> **WHAT IS REQUIRED**
The answer is the complete listing below, written out again exactly.

__________________________________________________

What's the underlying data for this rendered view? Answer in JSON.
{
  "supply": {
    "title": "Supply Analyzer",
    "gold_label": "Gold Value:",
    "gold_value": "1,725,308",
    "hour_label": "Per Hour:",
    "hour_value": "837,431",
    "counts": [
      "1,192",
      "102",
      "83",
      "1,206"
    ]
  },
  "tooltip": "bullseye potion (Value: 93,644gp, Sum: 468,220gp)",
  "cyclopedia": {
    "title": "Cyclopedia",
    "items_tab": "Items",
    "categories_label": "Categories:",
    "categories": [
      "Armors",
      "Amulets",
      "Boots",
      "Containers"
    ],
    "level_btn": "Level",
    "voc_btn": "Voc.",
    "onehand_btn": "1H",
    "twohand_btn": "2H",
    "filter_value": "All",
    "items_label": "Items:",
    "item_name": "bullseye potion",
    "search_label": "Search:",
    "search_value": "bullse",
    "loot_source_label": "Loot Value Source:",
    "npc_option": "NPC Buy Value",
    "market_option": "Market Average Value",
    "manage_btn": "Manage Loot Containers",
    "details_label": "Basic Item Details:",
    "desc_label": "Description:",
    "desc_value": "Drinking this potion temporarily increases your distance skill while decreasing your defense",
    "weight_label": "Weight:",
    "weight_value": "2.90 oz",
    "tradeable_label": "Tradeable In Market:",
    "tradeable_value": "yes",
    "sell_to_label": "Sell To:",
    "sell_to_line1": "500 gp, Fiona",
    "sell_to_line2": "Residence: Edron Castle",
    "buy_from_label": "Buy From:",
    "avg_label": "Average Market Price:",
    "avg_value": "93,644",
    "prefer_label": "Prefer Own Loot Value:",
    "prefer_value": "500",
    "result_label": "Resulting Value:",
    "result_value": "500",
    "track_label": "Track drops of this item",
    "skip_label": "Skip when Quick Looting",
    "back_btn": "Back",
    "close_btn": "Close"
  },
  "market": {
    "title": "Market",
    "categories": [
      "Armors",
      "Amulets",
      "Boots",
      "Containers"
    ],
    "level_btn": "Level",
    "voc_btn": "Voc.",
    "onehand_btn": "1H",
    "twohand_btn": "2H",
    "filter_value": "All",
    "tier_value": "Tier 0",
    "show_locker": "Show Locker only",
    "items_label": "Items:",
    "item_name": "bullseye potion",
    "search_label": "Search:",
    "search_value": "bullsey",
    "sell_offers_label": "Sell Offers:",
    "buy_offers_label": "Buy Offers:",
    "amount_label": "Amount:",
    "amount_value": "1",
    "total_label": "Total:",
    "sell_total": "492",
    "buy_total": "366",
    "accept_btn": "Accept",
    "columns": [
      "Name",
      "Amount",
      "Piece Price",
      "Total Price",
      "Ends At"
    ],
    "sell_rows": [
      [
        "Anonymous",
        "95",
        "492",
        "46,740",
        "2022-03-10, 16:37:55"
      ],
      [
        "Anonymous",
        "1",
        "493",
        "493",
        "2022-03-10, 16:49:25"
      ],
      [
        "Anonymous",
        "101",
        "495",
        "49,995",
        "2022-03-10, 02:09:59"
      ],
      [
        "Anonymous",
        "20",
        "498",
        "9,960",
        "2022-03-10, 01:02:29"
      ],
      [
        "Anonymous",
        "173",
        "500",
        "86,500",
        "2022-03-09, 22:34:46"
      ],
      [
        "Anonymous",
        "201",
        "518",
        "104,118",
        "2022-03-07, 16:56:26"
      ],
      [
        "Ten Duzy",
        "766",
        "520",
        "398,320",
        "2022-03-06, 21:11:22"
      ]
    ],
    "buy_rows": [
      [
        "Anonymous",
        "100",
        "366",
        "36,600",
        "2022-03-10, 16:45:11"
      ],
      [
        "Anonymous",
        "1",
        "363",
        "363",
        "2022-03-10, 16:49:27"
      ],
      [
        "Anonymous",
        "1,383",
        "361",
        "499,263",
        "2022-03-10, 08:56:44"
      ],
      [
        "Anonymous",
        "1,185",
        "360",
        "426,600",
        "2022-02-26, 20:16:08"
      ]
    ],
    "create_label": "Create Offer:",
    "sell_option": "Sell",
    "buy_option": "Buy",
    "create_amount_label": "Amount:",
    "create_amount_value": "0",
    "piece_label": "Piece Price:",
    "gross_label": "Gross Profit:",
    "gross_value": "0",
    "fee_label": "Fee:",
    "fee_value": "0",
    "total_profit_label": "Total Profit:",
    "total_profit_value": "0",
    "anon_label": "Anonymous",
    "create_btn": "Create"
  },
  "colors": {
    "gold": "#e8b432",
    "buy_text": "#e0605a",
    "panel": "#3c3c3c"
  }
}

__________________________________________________

> **ANSWER SECTION**
What's the underlying data for this rendered view? Answer in JSON.
{
  "supply": {
    "title": "Supply Analyzer",
    "gold_label": "Gold Value:",
    "gold_value": "1,725,308",
    "hour_label": "Per Hour:",
    "hour_value": "837,431",
    "counts": [
      "1,192",
      "102",
      "83",
      "1,206"
    ]
  },
  "tooltip": "bullseye potion (Value: 93,644gp, Sum: 468,220gp)",
  "cyclopedia": {
    "title": "Cyclopedia",
    "items_tab": "Items",
    "categories_label": "Categories:",
    "categories": [
      "Armors",
      "Amulets",
      "Boots",
      "Containers"
    ],
    "level_btn": "Level",
    "voc_btn": "Voc.",
    "onehand_btn": "1H",
    "twohand_btn": "2H",
    "filter_value": "All",
    "items_label": "Items:",
    "item_name": "bullseye potion",
    "search_label": "Search:",
    "search_value": "bullse",
    "loot_source_label": "Loot Value Source:",
    "npc_option": "NPC Buy Value",
    "market_option": "Market Average Value",
    "manage_btn": "Manage Loot Containers",
    "details_label": "Basic Item Details:",
    "desc_label": "Description:",
    "desc_value": "Drinking this potion temporarily increases your distance skill while decreasing your defense",
    "weight_label": "Weight:",
    "weight_value": "2.90 oz",
    "tradeable_label": "Tradeable In Market:",
    "tradeable_value": "yes",
    "sell_to_label": "Sell To:",
    "sell_to_line1": "500 gp, Fiona",
    "sell_to_line2": "Residence: Edron Castle",
    "buy_from_label": "Buy From:",
    "avg_label": "Average Market Price:",
    "avg_value": "93,644",
    "prefer_label": "Prefer Own Loot Value:",
    "prefer_value": "500",
    "result_label": "Resulting Value:",
    "result_value": "500",
    "track_label": "Track drops of this item",
    "skip_label": "Skip when Quick Looting",
    "back_btn": "Back",
    "close_btn": "Close"
  },
  "market": {
    "title": "Market",
    "categories": [
      "Armors",
      "Amulets",
      "Boots",
      "Containers"
    ],
    "level_btn": "Level",
    "voc_btn": "Voc.",
    "onehand_btn": "1H",
    "twohand_btn": "2H",
    "filter_value": "All",
    "tier_value": "Tier 0",
    "show_locker": "Show Locker only",
    "items_label": "Items:",
    "item_name": "bullseye potion",
    "search_label": "Search:",
    "search_value": "bullsey",
    "sell_offers_label": "Sell Offers:",
    "buy_offers_label": "Buy Offers:",
    "amount_label": "Amount:",
    "amount_value": "1",
    "total_label": "Total:",
    "sell_total": "492",
    "buy_total": "366",
    "accept_btn": "Accept",
    "columns": [
      "Name",
      "Amount",
      "Piece Price",
      "Total Price",
      "Ends At"
    ],
    "sell_rows": [
      [
        "Anonymous",
        "95",
        "492",
        "46,740",
        "2022-03-10, 16:37:55"
      ],
      [
        "Anonymous",
        "1",
        "493",
        "493",
        "2022-03-10, 16:49:25"
      ],
      [
        "Anonymous",
        "101",
        "495",
        "49,995",
        "2022-03-10, 02:09:59"
      ],
      [
        "Anonymous",
        "20",
        "498",
        "9,960",
        "2022-03-10, 01:02:29"
      ],
      [
        "Anonymous",
        "173",
        "500",
        "86,500",
        "2022-03-09, 22:34:46"
      ],
      [
        "Anonymous",
        "201",
        "518",
        "104,118",
        "2022-03-07, 16:56:26"
      ],
      [
        "Ten Duzy",
        "766",
        "520",
        "398,320",
        "2022-03-06, 21:11:22"
      ]
    ],
    "buy_rows": [
      [
        "Anonymous",
        "100",
        "366",
        "36,600",
        "2022-03-10, 16:45:11"
      ],
      [
        "Anonymous",
        "1",
        "363",
        "363",
        "2022-03-10, 16:49:27"
      ],
      [
        "Anonymous",
        "1,383",
        "361",
        "499,263",
        "2022-03-10, 08:56:44"
      ],
      [
        "Anonymous",
        "1,185",
        "360",
        "426,600",
        "2022-02-26, 20:16:08"
      ]
    ],
    "create_label": "Create Offer:",
    "sell_option": "Sell",
    "buy_option": "Buy",
    "create_amount_label": "Amount:",
    "create_amount_value": "0",
    "piece_label": "Piece Price:",
    "gross_label": "Gross Profit:",
    "gross_value": "0",
    "fee_label": "Fee:",
    "fee_value": "0",
    "total_profit_label": "Total Profit:",
    "total_profit_value": "0",
    "anon_label": "Anonymous",
    "create_btn": "Create"
  },
  "colors": {
    "gold": "#e8b432",
    "buy_text": "#e0605a",
    "panel": "#3c3c3c"
  }
}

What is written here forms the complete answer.